Please don't take from this quote that Callan does a lot of America-bashing in her book, because she does not. It really is just a fun look at another culture. And yes, I suspect, never having been to France myself, that there are a number of generalities she presents. But, I am not looking at this book as a true anthropological study! It is a charming, feel-good book that, yes, made me happy for the hours I was reading it, so I recommend it!
A wonderful friend of mine has been texting me and some of her other friends - almost daily - a short list of things she is grateful for. I had sent her a copy of One Thousand Gifts and she took the practice to heart in a very modern, technologically savvy way! What I love about her texts is that she's asked us to text her back with our own small, daily, grateful list.
Today, I was mentioning these books on happiness that I have been enjoying reading and she said she has been doing the same thing! Then she asked, "Then why don't we feel happy?" I told her that I think we do, but as I mentioned above, we actually need to work at it more the older we get. This is my completely unscientific theory: When we are younger, not only do we possess more energy, we are faced with fewer problems and responsibilities. Like our youthful, physical selves that often didn't need to work as hard to maintain our weight (though I am aware that there are young people who struggle with theirs), we also - if we were blessed to grow up in a relatively healthy and stable environment - had lives that were more carefree.

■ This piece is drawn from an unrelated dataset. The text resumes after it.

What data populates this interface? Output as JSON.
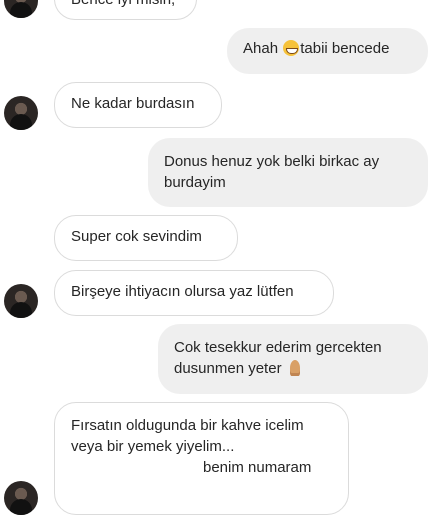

When we look back, we may feel that it was easier to be happier when we were younger.
Additionally, youth have the benefit of anticipation on their side. Anticipation of good things to come has been shown to raise moods and not only do young people enjoy new, exciting experiences, they also can look forward to many of life's milestones which those of us in our middle age and beyond simply do not have anymore. This is not to say that we don't have anything to look forward to, but I believe, again, it becomes more a practice of seeking out adventure, or creating opportunities for anticipation - large or small. Anticipation becomes more a responsibility we have to ourselves rather than just happening upon life events, such as graduation from high school, for instance.
Well, I've rambled on this topic enough for today, I think. That promise of snow has come to fruition and the flakes are coming down outside my window. Supper needs to be made! In the meantime, have a look at some of the books I mentioned. If you do - or have one to recommend to me - drop me a line here or on Facebook! It's hard to go wrong sharing ideas for extra happiness!